But if the starter can pitch well enough into the late innings and keep his pitch count down, Johnson will go with you, especially if in the past the starter has shown the ability to pitch into the seventh, eighth and even ninth frames.
Left-hander Gio Gonzalez showed that ability last year to go the distance. Two of his three career complete games came last season for the Nationals.
Right-hander Jordan Zimmermann had a streak last season of 21 consecutive games of going at least six innings, and nine starts into at least the seventh inning.
Right-hander Dan Haren had 16 complete games in his career before he arrived in D.C. He also had five total complete games in his last two seasons.
On Thursday, Gonzalez tossed eight innings, and was so good that Johnson let him complete eight even with 112 innings.
On Friday, Johnson watched as Zimmermann put on a show. Spinning nine innings, allowing just one base hit by Xavier Paul in the third innings, Zimmermann walked one, struck out four, all on just 91 pitches.
Catcher Kurt Suzuki said the pitching staff notices that Johnson will let his guys fight. Johnson has their best long term interest in mind as well, and the combination of a roughed up bullpen might also have contributed to having Gonzalez and Zimmermann go extra late in the week. But when Johnson gave the ball to Zimmermann to start the ninth on Friday, Suzuki said there was a rush of adrenalin as they headed out to their spots.
"That says a lot for the pitcher's confidence," Suzuki said. "Knowing your manager has your back with the opportunity to bring in your closer in (Rafael) Soriano, who is one of the best in the game, to leave your starter in and throw a complete game shutout. I think for the pitching staff, they really respect that. I think that is why Johnson has so much respect from us because he has your back, he lets you go and work it out."

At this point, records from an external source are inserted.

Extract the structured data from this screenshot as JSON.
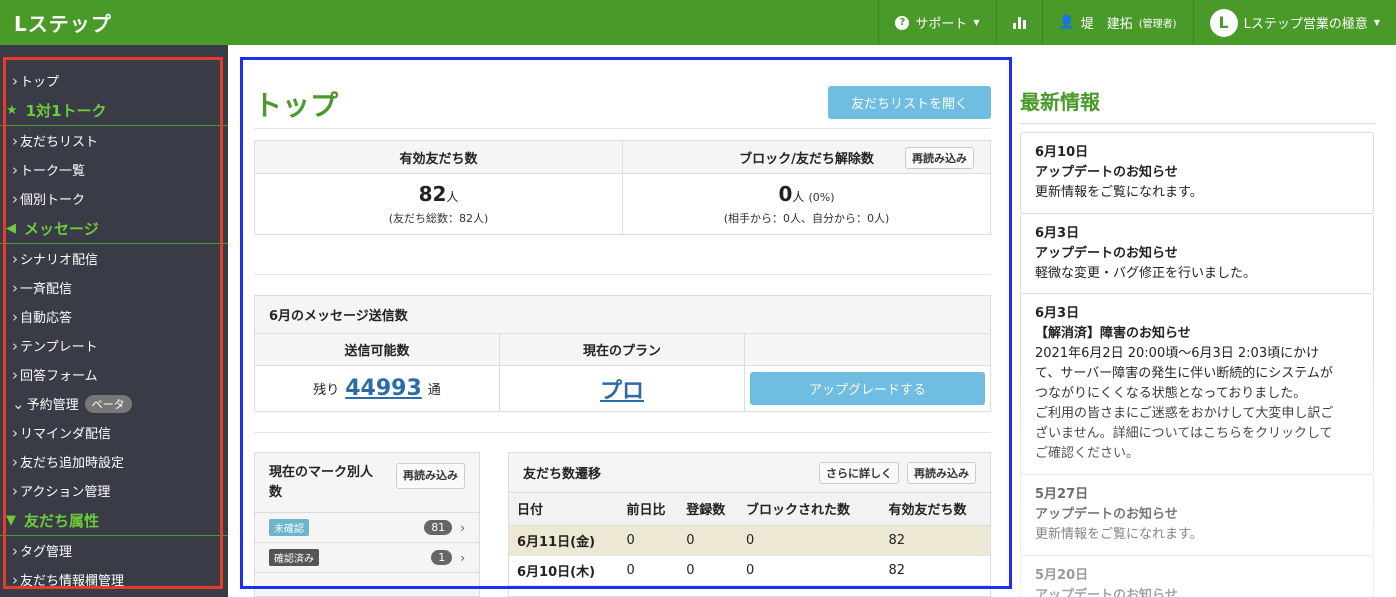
{
  "topbar": {
    "logo": "Lステップ",
    "support": "サポート",
    "user": "堤　建拓",
    "user_role": "(管理者)",
    "account_initial": "L",
    "account": "Lステップ営業の極意"
  },
  "sidebar": {
    "items": [
      {
        "type": "item",
        "label": "トップ"
      },
      {
        "type": "head",
        "label": "1対1トーク",
        "icon": "star-icon"
      },
      {
        "type": "item",
        "label": "友だちリスト"
      },
      {
        "type": "item",
        "label": "トーク一覧"
      },
      {
        "type": "item",
        "label": "個別トーク"
      },
      {
        "type": "head",
        "label": "メッセージ",
        "icon": "megaphone-icon"
      },
      {
        "type": "item",
        "label": "シナリオ配信"
      },
      {
        "type": "item",
        "label": "一斉配信"
      },
      {
        "type": "item",
        "label": "自動応答"
      },
      {
        "type": "item",
        "label": "テンプレート"
      },
      {
        "type": "item",
        "label": "回答フォーム"
      },
      {
        "type": "item",
        "label": "予約管理",
        "badge": "ベータ",
        "expanded": true
      },
      {
        "type": "item",
        "label": "リマインダ配信"
      },
      {
        "type": "item",
        "label": "友だち追加時設定"
      },
      {
        "type": "item",
        "label": "アクション管理"
      },
      {
        "type": "head",
        "label": "友だち属性",
        "icon": "filter-icon"
      },
      {
        "type": "item",
        "label": "タグ管理"
      },
      {
        "type": "item",
        "label": "友だち情報欄管理"
      }
    ]
  },
  "main": {
    "title": "トップ",
    "open_list_button": "友だちリストを開く",
    "friends": {
      "active_label": "有効友だち数",
      "active_count": "82",
      "unit": "人",
      "active_sub": "(友だち総数：82人)",
      "block_label": "ブロック/友だち解除数",
      "reload": "再読み込み",
      "block_count": "0",
      "block_pct": "(0%)",
      "block_sub": "(相手から：0人、自分から：0人)"
    },
    "messages": {
      "title": "6月のメッセージ送信数",
      "sendable_label": "送信可能数",
      "plan_label": "現在のプラン",
      "remaining_prefix": "残り",
      "remaining": "44993",
      "remaining_unit": "通",
      "plan": "プロ",
      "upgrade": "アップグレードする"
    },
    "marks": {
      "title": "現在のマーク別人数",
      "reload": "再読み込み",
      "rows": [
        {
          "label": "未確認",
          "count": "81",
          "color": "#6bb6cc"
        },
        {
          "label": "確認済み",
          "count": "1",
          "color": "#555555"
        }
      ]
    },
    "trend": {
      "title": "友だち数遷移",
      "more": "さらに詳しく",
      "reload": "再読み込み",
      "columns": [
        "日付",
        "前日比",
        "登録数",
        "ブロックされた数",
        "有効友だち数"
      ],
      "rows": [
        [
          "6月11日(金)",
          "0",
          "0",
          "0",
          "82"
        ],
        [
          "6月10日(木)",
          "0",
          "0",
          "0",
          "82"
        ]
      ]
    }
  },
  "news": {
    "title": "最新情報",
    "cards": [
      {
        "date": "6月10日",
        "title": "アップデートのお知らせ",
        "lines": [
          "更新情報をご覧になれます。"
        ]
      },
      {
        "date": "6月3日",
        "title": "アップデートのお知らせ",
        "lines": [
          "軽微な変更・バグ修正を行いました。"
        ]
      },
      {
        "date": "6月3日",
        "title": "【解消済】障害のお知らせ",
        "lines": [
          "2021年6月2日 20:00頃〜6月3日 2:03頃にかけ",
          "て、サーバー障害の発生に伴い断続的にシステムが",
          "つながりにくくなる状態となっておりました。",
          "ご利用の皆さまにご迷惑をおかけして大変申し訳ご",
          "ざいません。詳細についてはこちらをクリックして",
          "ご確認ください。"
        ]
      },
      {
        "date": "5月27日",
        "title": "アップデートのお知らせ",
        "lines": [
          "更新情報をご覧になれます。"
        ]
      },
      {
        "date": "5月20日",
        "title": "アップデートのお知らせ",
        "lines": []
      }
    ]
  }
}
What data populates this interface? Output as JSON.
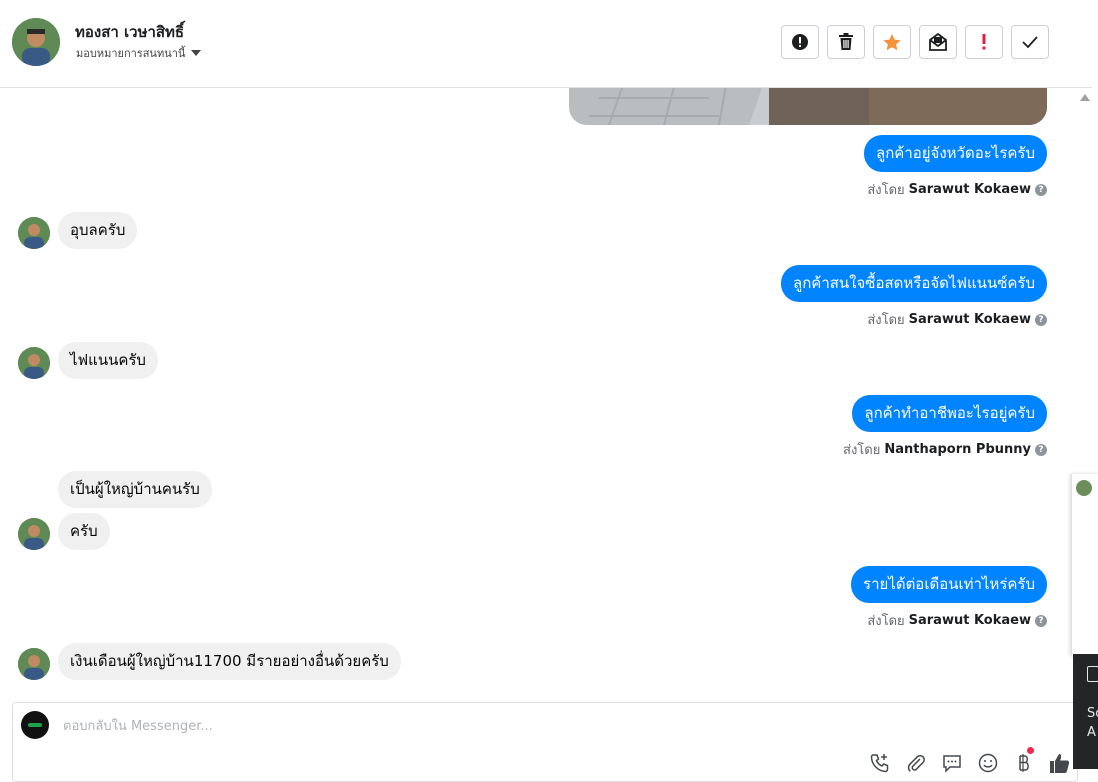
{
  "header": {
    "contact_name": "ทองสา เวษาสิทธิ์",
    "assign_label": "มอบหมายการสนทนานี้",
    "actions": [
      "alert-icon",
      "trash-icon",
      "star-icon",
      "unread-mail-icon",
      "important-icon",
      "check-icon"
    ]
  },
  "colors": {
    "outgoing": "#0084ff",
    "incoming": "#f0f0f0",
    "star": "#f7923b",
    "important": "#e41e3f"
  },
  "messages": [
    {
      "dir": "out",
      "text": "ลูกค้าอยู่จังหวัดอะไรครับ",
      "sent_prefix": "ส่งโดย",
      "sender": "Sarawut Kokaew"
    },
    {
      "dir": "in",
      "text": "อุบลครับ"
    },
    {
      "dir": "out",
      "text": "ลูกค้าสนใจซื้อสดหรือจัดไฟแนนซ์ครับ",
      "sent_prefix": "ส่งโดย",
      "sender": "Sarawut Kokaew"
    },
    {
      "dir": "in",
      "text": "ไฟแนนครับ"
    },
    {
      "dir": "out",
      "text": "ลูกค้าทำอาชีพอะไรอยู่ครับ",
      "sent_prefix": "ส่งโดย",
      "sender": "Nanthaporn Pbunny"
    },
    {
      "dir": "in",
      "text": "เป็นผู้ใหญ่บ้านคนรับ"
    },
    {
      "dir": "in",
      "text": "ครับ"
    },
    {
      "dir": "out",
      "text": "รายได้ต่อเดือนเท่าไหร่ครับ",
      "sent_prefix": "ส่งโดย",
      "sender": "Sarawut Kokaew"
    },
    {
      "dir": "in",
      "text": "เงินเดือนผู้ใหญ่บ้าน11700  มีรายอย่างอื่นด้วยครับ"
    }
  ],
  "composer": {
    "placeholder": "ตอบกลับใน Messenger...",
    "tools": [
      "add-call-icon",
      "attachment-icon",
      "saved-reply-icon",
      "emoji-icon",
      "payment-icon",
      "like-icon"
    ]
  },
  "side_panel": {
    "text_line1": "Sc",
    "text_line2": "A"
  }
}
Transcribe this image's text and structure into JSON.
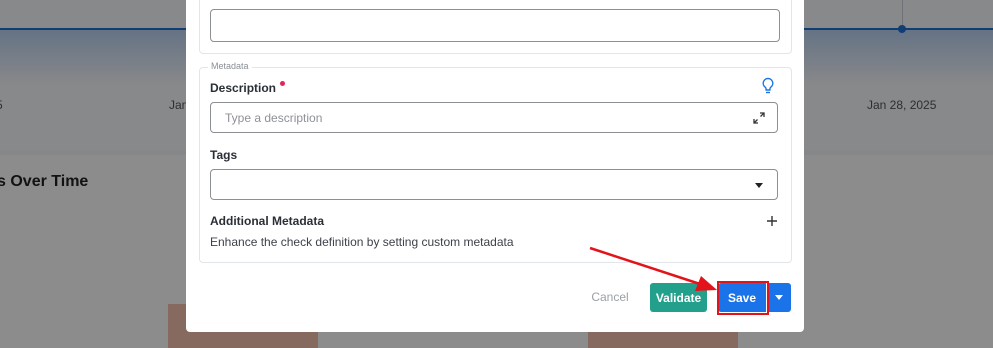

Even in Saturday's 6-3 win for Haren, six innings must have felt like eight after what he went through his last few outings. Johnson knows Haren can go the distance as well, he just wants to get him going at a measured pace. After all, it is still April.